How many lines in the material contain the string "Courses"? Only the number is wanted.

* _ENTRIES SUPPLIED_
--- --- ---

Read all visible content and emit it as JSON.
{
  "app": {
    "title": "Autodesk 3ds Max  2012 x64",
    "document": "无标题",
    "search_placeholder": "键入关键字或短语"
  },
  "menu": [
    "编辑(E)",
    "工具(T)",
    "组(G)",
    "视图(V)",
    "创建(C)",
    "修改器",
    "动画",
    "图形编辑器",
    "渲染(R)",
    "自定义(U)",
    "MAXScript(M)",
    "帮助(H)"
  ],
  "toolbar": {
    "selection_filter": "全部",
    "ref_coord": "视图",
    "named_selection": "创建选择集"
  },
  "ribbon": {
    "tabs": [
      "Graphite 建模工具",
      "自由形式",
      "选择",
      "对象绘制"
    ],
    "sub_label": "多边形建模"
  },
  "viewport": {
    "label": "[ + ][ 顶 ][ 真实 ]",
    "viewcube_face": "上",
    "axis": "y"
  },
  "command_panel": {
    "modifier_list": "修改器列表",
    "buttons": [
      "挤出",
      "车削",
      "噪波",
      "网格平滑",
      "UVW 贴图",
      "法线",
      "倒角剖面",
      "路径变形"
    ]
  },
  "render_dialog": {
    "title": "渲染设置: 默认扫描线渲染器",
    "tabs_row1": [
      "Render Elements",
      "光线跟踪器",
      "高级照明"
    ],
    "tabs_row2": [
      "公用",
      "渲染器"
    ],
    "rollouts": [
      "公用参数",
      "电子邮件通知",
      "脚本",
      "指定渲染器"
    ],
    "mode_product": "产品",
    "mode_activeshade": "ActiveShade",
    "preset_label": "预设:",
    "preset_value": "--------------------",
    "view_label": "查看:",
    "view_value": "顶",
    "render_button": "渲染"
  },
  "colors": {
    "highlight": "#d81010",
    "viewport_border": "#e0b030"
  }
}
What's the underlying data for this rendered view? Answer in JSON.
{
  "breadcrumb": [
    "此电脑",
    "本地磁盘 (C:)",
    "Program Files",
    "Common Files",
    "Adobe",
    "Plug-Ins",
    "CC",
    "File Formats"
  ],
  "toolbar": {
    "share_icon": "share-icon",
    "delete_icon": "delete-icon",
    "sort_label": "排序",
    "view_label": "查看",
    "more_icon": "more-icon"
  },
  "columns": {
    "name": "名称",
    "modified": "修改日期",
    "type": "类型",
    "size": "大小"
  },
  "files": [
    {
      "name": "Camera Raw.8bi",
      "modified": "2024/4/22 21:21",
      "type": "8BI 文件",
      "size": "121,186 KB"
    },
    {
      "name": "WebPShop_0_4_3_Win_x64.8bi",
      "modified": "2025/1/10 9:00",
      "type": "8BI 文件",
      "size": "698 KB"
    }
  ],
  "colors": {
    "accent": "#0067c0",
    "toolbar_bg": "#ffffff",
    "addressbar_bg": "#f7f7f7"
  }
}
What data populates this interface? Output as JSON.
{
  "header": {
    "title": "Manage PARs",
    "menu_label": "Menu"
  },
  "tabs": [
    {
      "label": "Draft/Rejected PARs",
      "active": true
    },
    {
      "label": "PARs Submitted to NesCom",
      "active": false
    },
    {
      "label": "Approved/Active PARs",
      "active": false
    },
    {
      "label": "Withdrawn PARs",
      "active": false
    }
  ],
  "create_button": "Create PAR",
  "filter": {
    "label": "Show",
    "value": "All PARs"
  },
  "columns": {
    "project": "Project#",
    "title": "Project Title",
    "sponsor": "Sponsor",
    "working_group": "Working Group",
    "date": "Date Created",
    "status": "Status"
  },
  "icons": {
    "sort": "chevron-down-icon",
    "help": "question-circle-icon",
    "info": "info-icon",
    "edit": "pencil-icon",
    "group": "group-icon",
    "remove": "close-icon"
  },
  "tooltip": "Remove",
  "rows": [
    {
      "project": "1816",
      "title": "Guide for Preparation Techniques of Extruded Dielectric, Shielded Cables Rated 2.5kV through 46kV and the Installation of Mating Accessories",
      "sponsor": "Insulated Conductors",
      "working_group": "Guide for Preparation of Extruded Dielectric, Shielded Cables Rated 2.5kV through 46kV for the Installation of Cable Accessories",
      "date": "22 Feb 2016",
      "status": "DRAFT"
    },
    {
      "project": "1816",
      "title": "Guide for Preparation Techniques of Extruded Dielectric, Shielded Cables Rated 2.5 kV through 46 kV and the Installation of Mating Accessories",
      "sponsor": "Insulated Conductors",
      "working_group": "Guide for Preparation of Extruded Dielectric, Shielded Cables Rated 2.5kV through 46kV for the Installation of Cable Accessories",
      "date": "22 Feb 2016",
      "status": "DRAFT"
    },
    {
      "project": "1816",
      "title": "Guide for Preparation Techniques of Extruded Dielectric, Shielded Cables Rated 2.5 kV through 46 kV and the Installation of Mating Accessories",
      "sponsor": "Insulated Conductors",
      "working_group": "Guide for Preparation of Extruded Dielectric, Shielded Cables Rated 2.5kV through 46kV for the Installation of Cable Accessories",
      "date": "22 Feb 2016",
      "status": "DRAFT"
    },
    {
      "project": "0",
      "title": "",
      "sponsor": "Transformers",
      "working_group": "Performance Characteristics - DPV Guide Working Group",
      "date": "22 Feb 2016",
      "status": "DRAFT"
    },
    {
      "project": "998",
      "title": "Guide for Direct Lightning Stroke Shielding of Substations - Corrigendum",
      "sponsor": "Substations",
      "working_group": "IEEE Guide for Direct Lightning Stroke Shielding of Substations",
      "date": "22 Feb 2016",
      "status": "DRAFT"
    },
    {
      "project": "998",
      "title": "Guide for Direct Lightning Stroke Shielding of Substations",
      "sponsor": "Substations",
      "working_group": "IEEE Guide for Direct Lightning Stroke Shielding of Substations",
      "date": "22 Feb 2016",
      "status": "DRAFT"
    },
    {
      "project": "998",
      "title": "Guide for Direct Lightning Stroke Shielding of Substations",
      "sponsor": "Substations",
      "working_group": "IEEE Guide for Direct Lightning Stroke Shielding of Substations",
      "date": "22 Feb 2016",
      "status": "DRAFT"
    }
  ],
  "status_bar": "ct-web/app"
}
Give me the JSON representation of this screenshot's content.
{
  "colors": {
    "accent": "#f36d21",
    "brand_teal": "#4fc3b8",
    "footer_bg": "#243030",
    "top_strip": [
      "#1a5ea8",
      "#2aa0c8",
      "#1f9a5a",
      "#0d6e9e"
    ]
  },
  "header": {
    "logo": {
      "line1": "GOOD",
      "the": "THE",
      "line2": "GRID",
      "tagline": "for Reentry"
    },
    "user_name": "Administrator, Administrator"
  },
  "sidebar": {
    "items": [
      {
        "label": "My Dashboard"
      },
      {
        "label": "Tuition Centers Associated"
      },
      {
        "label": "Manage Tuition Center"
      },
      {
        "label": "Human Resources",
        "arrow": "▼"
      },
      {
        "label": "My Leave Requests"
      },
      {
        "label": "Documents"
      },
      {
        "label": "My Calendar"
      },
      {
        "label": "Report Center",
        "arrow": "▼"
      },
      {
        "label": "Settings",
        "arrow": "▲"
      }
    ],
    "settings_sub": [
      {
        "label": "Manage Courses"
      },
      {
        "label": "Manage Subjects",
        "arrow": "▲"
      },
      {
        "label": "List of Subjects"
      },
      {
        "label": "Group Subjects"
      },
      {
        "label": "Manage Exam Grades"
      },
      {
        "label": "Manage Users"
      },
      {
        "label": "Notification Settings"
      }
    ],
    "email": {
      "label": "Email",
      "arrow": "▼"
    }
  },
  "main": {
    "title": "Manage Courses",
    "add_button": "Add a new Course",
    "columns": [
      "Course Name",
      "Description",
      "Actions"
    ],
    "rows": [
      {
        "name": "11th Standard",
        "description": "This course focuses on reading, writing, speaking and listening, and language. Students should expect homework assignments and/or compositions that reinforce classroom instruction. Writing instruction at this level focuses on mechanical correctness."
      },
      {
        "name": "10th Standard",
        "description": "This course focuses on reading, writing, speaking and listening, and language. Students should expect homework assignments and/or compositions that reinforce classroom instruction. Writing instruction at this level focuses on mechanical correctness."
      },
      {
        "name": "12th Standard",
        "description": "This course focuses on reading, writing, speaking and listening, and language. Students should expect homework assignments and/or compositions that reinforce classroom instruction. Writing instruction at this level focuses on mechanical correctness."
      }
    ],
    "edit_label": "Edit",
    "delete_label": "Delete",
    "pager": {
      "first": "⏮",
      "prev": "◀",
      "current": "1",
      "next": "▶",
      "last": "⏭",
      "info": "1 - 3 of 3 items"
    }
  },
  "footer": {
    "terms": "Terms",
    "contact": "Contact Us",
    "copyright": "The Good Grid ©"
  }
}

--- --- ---

* _SOLUTION_
2